2015 has been a significant year for the Osher Lifelong Learning Institute at Johns Hopkins, which offers noncredit courses, lectures, and activities for people who are retired or semiretired. Not only is the institute celebrating its 30th anniversary, it has also received a $1 million grant from the Bernard Osher Foundation.
In the award letter, Mary G.F. Bitterman, president of the Osher Foundation, said the Hopkins program has “established a standard of excellence and a model of active member involvement that have become hallmarks of the institute.” This is the second million-dollar award made to the institute by the foundation, which seeks to improve quality of life through support for higher education and the arts.
Beverly Wendland, the James B. Knapp Dean of the Krieger School of Arts and Sciences (of which Osher at JHU is a part), says the gift is a testament to the expertise of the people who operate and teach in the institute.
“At Johns Hopkins, we follow the premise that learning is a lifelong activity,” says Wendland. “Osher at JHU allows intellectually curious adults an opportunity to explore big ideas, learn something new about the world around them, and engage with others who share their desire for scholarly stimulation.”
Osher at JHU, once known as the Evergreen Society, was established in 1986, with three classes and 30 students. Today, 1,200 students take classes in topics ranging from comparative religion to introductory computer skills at six locations around Baltimore. The courses are popular and there is often a waitlist.

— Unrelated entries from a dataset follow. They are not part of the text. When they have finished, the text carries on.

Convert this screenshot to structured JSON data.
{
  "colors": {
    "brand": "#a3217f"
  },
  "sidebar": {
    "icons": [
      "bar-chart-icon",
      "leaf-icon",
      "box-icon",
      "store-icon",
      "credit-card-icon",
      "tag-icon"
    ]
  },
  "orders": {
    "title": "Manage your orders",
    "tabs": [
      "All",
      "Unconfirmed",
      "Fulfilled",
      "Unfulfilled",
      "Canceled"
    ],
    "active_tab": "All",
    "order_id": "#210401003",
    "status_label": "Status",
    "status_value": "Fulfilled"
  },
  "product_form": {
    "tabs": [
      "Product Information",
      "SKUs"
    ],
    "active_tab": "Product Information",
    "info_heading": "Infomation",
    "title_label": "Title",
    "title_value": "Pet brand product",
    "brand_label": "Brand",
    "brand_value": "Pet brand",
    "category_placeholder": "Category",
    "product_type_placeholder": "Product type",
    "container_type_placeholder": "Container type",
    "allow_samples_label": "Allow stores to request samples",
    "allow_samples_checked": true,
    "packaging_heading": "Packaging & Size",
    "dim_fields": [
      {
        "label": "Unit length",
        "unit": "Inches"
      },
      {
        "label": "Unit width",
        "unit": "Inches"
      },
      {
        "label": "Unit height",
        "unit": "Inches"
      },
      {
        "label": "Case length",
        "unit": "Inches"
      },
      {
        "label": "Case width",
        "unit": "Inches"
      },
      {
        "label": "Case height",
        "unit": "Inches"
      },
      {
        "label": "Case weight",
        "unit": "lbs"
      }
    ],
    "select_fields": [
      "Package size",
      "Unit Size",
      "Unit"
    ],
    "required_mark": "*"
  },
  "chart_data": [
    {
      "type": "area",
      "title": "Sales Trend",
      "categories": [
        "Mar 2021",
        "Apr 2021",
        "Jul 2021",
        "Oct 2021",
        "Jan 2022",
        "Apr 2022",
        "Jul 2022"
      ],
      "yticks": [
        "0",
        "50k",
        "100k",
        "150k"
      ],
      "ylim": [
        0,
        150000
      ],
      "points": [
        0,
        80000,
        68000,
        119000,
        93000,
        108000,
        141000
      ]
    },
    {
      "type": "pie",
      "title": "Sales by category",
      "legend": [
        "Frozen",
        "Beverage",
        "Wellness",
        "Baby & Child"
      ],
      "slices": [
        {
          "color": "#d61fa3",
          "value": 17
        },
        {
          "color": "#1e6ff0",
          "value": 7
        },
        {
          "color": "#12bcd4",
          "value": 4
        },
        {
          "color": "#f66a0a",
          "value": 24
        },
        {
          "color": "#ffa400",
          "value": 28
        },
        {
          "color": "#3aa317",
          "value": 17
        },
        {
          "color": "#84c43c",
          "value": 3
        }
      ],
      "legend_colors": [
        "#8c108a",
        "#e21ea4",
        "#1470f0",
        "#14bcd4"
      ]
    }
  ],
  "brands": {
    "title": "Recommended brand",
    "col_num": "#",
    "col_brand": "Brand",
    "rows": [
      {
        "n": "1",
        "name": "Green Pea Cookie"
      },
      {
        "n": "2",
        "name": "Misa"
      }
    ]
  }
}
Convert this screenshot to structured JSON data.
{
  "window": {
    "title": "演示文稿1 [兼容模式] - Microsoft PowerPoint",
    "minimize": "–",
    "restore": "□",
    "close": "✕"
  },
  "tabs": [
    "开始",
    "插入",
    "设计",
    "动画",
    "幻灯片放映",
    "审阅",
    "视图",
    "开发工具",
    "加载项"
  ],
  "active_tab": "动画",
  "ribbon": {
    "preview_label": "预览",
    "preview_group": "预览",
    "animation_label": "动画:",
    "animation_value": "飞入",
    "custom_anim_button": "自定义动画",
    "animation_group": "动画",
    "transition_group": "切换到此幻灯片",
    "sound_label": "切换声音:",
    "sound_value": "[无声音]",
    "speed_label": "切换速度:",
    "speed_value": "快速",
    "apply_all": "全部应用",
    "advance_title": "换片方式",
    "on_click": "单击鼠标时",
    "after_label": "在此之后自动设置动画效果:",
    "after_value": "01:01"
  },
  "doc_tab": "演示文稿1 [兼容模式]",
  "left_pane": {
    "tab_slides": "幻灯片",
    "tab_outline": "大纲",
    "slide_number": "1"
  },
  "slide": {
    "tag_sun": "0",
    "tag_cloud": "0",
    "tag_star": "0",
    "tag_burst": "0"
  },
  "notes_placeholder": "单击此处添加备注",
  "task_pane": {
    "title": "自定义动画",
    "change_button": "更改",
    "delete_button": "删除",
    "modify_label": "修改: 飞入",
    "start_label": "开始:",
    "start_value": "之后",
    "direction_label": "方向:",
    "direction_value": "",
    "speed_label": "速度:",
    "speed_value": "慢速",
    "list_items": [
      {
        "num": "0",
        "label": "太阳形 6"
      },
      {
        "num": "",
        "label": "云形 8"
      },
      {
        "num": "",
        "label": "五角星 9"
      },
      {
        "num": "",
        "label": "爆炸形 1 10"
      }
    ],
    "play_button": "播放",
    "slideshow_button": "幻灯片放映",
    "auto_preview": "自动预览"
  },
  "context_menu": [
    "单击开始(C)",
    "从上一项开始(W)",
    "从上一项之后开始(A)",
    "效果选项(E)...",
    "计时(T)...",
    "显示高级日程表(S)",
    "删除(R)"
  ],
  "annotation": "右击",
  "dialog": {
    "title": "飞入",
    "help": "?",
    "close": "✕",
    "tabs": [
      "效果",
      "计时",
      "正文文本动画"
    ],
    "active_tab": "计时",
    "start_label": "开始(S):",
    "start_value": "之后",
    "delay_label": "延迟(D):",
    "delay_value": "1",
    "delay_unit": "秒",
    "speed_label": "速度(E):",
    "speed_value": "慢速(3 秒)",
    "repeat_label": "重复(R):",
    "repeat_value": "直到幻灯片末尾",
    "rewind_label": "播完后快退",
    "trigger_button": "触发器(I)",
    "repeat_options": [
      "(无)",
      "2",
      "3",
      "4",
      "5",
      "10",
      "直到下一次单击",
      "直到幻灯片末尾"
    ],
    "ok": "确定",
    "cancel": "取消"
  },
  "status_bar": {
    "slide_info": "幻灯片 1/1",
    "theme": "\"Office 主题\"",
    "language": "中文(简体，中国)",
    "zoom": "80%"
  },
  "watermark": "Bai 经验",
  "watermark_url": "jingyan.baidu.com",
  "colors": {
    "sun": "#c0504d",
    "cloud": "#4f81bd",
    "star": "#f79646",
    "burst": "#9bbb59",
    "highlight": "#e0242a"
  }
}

“The classes and activities offered by Osher at JHU offer something special to our members, and they truly revere the program,” says Mary Kay Shartle Galotto, director of Osher at JHU. “Our members are a community of individuals who love learning and value social connection.”